We agree that the index should be updated, and we intend to do so
shortly.  However, with the pending transition, we are currently
focusing our efforts on preparing for the transition and moving
through the current queue.  

Thank you for the reminder; this is something that was/is on our list
to get done before transition as well.

RFC Editor/sg
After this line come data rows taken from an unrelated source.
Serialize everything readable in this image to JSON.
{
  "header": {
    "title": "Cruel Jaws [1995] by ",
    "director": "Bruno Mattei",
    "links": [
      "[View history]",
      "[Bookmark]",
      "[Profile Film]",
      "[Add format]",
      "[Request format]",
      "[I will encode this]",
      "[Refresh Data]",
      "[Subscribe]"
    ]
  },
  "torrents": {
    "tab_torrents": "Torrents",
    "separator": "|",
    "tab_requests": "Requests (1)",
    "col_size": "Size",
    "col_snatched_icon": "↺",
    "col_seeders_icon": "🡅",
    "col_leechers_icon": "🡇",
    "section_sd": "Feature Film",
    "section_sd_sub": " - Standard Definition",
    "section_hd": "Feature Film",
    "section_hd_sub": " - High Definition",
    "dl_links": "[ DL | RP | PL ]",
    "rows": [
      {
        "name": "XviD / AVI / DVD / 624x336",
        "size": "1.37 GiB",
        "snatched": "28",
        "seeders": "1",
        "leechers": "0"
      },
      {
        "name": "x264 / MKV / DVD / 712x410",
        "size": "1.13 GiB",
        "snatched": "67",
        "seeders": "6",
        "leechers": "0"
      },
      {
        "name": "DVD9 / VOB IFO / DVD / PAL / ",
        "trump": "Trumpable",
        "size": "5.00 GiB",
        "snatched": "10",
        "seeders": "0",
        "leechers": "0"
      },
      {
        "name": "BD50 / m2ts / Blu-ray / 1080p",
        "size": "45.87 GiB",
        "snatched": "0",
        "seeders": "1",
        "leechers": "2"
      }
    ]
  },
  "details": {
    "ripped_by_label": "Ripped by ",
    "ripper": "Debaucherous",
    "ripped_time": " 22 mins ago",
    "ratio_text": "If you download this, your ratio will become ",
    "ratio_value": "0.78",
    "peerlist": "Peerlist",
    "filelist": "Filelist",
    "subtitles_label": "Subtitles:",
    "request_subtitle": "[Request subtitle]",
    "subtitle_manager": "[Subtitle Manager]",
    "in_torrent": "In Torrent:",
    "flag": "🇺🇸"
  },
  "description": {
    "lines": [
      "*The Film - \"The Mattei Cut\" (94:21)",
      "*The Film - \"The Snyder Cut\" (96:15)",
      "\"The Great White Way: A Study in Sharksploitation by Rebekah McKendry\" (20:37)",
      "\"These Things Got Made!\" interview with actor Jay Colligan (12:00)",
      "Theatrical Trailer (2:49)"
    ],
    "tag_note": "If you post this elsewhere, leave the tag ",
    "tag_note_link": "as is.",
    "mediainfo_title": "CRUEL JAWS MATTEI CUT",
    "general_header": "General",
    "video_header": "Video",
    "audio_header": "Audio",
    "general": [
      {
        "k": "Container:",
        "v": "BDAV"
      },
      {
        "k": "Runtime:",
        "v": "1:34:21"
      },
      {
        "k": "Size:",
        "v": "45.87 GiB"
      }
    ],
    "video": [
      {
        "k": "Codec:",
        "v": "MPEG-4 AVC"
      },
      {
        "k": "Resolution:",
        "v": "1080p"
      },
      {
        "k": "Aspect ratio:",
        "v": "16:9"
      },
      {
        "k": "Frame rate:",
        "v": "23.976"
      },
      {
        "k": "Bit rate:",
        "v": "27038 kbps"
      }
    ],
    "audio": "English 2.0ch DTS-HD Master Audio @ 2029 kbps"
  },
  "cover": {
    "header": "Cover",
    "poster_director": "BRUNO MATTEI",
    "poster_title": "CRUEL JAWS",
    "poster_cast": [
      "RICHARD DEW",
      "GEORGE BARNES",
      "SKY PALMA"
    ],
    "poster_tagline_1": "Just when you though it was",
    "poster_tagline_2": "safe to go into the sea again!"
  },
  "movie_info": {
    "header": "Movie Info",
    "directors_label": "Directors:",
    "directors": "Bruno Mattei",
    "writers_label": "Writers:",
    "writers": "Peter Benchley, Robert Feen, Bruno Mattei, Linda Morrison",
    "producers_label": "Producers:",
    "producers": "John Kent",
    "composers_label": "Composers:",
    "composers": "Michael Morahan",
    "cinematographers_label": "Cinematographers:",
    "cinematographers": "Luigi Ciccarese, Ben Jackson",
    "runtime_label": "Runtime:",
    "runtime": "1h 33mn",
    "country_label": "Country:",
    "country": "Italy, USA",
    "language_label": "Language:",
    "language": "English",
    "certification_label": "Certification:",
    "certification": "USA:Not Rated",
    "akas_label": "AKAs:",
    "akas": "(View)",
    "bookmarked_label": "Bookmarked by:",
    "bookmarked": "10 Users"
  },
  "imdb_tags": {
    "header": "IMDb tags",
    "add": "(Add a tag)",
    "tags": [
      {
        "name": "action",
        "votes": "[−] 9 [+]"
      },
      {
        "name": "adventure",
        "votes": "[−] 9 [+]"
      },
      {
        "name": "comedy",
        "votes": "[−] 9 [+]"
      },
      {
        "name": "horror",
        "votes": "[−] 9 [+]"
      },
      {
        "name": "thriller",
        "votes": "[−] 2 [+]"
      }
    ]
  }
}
> Discussion:
> 
> Re a)
> 
> RFC 5000 has been published, its predecessor was RFC 3700.
> Remarkably, RFC numbers 3100, 3200, 3400, and 3500 indeed are
> already listed as "Not Issued".
> It is not expected that the other gaps in the RFC xx00 series will
> be filled; a future STD 1 (if any) will likely be assigned a higher,
> then 'current' RFC number.
> So most likely the decision has been made to _not_ fill the gaps
> mentioned above in group a) any more.
> 
> Hence, I suggest to formally 'close' these gaps by establishing
> "Not Issued" entries.
> 
> Additionally, if the old RFC xx00 practice is confirmed as ceased
> definitely, the xx00 numbers might become candidates for assignment
> to 'normal' documents in the future.
> 
> Re b)
> 
> Apparently, RFC 3399 once has been delayed waiting for a decision
> on RFC 3333 being published or not.  I assume that RFC 3333 will
> _not_ be published any more.  So for the sake of continuity,
> preferably the draft for RFC 3399 (reportedly, it exists)
> should be finalized and published.
> 
> This would provide for a continuous style up to RFC 3599.
> 
> The decision to not publish more recent xx99 RFCs any more has
> never been announced firmly.
> 
> I suggest that either this decision be made now and corresponding
> "Not Issued" entries be filed for RFC xx99 with 'xx' > 35, or else
> it be confirmed on the list that the decision is still left open.
> 
> Additionally, if the old RFC xx99 practice is confirmed as ceased
> definitely, the xx99 numbers might become candidates for assignment
> to 'normal' documents in the future.
> 
> Re c)
> 
> Many of the RFC numbers listed above correspond to 'late' DNP
> decisions; sometimes successors have been produced before the
> RFCs could be published (e.g. 3907/3908).
> 
> I conjecture that for the majority of RFC numbers listed above
> (perhaps with exceptions for some 5??? numbers in the 3rd line),
> the decision already has been made, or can be made now, whether
> or not that number is still regarded for assignment to a document.
> 
> In the former case, that should be documented by filing the
> corresponding "Not Issued" entry.
> 
> 
> Kind regards,
>   Alfred HÎnes.
> 
> -- 
> 
> +------------------------+--------------------------------------------+
> | TR-Sys Alfred Hoenes   |  Alfred Hoenes   Dipl.-Math., Dipl.-Phys.  |
> | Gerlinger Strasse 12   |  Phone: (+49)7156/9635-0, Fax: -18         |
> | D-71254  Ditzingen     |  E-Mail:  ah at TR-Sys.de                     |
> +------------------------+--------------------------------------------+


More information about the rfc-interest mailing list